● **Goal of the exercise**
Search the data for the word "AppData" and copy out every line that has it.

● **Provided records**
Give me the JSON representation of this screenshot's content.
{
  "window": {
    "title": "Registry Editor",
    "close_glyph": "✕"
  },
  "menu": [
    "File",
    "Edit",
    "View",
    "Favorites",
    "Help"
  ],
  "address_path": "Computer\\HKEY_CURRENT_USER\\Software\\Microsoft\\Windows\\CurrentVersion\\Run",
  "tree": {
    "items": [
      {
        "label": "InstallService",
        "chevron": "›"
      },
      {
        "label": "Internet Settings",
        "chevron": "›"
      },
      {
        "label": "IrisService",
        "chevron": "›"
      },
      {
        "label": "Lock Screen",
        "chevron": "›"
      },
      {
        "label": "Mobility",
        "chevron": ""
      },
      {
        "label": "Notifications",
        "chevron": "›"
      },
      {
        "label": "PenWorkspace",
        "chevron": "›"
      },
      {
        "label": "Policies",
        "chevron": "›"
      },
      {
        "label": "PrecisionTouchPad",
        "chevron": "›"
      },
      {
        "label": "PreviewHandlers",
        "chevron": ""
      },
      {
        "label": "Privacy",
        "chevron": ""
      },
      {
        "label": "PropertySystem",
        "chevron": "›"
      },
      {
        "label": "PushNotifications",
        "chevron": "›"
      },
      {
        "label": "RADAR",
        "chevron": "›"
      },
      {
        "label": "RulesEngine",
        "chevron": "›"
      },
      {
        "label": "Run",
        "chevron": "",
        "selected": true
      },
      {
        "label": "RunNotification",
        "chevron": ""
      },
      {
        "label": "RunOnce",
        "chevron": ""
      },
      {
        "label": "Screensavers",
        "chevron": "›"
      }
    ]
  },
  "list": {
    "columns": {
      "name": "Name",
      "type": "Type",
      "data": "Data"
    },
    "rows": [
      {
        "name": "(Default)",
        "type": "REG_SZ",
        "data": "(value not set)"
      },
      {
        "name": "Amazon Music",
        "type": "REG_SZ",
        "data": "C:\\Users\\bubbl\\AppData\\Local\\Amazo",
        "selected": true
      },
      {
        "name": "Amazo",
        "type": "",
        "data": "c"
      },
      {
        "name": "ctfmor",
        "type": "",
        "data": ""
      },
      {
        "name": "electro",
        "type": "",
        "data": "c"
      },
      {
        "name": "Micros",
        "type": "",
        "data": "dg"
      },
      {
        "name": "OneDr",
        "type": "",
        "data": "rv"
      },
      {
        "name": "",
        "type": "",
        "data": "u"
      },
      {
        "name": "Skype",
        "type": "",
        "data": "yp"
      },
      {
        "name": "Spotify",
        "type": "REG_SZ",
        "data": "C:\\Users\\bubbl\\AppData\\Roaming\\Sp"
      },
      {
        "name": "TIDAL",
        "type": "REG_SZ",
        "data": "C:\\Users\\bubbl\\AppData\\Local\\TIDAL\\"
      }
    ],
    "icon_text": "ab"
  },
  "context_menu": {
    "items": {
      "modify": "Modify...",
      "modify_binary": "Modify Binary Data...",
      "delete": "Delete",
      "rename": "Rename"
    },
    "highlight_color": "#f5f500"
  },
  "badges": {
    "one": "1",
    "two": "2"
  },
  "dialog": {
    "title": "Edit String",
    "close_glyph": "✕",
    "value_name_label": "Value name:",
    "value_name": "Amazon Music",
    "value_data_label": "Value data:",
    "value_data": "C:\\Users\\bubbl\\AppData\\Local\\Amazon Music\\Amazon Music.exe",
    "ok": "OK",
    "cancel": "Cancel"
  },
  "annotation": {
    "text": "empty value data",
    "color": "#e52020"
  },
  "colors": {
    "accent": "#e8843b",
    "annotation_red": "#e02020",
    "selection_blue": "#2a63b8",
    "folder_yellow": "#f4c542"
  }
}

● **Expected answer**
        "data": "C:\\Users\\bubbl\\AppData\\Local\\Amazo",
        "data": "C:\\Users\\bubbl\\AppData\\Roaming\\Sp"
        "data": "C:\\Users\\bubbl\\AppData\\Local\\TIDAL\\"
    "value_data": "C:\\Users\\bubbl\\AppData\\Local\\Amazon Music\\Amazon Music.exe",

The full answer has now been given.